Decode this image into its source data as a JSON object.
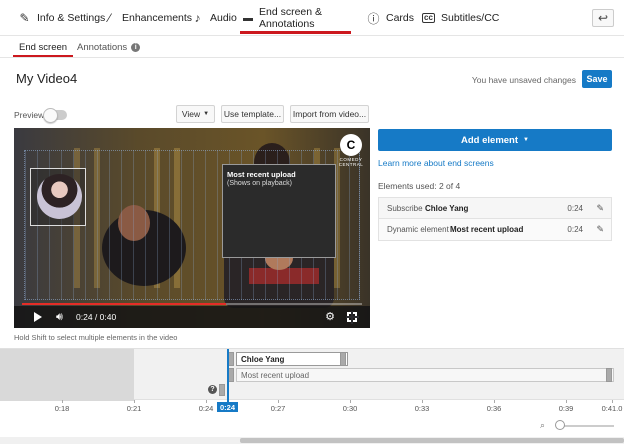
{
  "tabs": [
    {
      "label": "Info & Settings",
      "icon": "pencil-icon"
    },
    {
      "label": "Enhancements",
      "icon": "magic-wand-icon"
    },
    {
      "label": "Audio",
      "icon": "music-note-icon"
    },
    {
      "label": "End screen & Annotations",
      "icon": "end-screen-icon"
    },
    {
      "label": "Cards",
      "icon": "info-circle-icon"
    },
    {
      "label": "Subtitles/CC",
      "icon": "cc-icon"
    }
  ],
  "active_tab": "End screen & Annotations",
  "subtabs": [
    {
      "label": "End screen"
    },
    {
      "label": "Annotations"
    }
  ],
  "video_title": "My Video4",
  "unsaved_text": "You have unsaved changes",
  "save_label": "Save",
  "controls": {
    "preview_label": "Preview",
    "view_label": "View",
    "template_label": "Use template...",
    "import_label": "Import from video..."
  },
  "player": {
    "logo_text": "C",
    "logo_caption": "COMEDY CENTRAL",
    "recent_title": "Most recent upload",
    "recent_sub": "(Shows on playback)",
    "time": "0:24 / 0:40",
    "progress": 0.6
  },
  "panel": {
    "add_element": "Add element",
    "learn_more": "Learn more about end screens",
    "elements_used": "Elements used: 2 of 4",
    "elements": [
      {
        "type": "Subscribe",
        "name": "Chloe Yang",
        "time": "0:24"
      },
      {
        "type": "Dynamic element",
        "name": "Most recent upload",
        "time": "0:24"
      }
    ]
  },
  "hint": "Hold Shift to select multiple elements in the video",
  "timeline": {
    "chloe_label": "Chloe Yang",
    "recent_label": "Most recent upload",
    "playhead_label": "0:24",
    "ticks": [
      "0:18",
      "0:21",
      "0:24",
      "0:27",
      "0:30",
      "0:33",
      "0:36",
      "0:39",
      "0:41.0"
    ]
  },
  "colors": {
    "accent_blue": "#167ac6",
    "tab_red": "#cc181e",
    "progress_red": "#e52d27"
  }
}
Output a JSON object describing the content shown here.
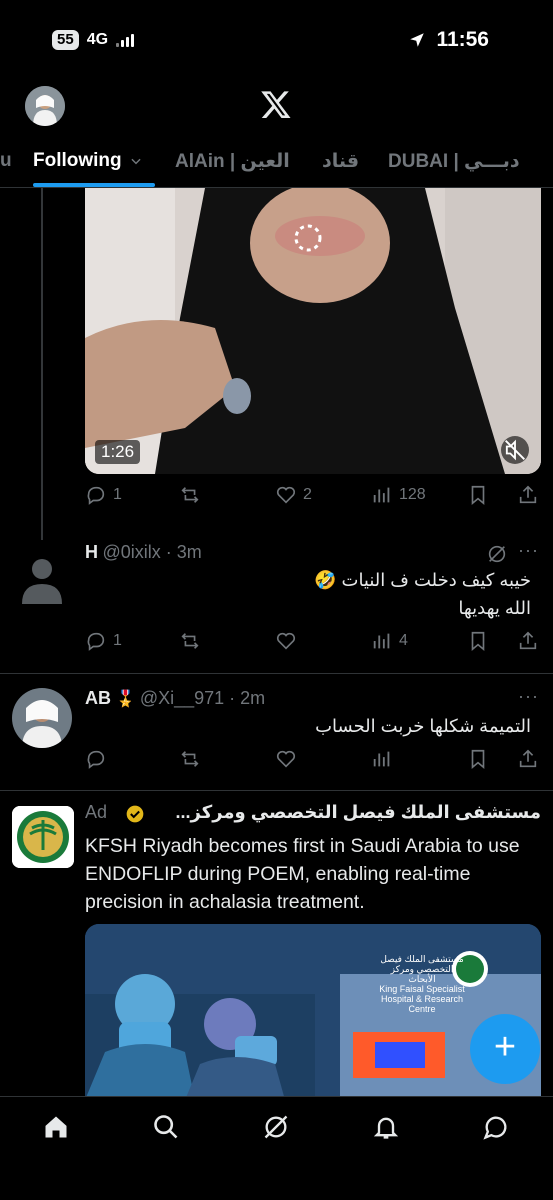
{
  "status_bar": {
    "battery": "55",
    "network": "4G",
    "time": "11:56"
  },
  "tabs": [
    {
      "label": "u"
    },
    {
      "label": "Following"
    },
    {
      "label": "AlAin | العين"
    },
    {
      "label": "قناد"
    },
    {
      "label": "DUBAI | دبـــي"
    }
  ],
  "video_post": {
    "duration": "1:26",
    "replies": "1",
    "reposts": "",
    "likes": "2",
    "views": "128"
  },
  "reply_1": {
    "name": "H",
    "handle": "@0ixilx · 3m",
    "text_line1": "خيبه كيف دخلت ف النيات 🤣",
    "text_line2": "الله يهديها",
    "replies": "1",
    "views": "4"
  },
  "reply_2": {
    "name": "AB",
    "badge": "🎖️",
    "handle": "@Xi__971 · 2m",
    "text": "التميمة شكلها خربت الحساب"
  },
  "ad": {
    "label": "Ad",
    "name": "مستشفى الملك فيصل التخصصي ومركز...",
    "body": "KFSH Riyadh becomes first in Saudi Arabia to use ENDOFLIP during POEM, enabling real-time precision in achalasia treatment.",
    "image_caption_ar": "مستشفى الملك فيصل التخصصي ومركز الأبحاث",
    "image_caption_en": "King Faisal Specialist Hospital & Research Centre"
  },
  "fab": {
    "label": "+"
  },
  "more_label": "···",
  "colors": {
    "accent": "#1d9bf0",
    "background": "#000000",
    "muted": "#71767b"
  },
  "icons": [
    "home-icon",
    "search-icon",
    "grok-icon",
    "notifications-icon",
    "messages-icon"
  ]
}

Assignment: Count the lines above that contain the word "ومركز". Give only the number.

Exercise response: 2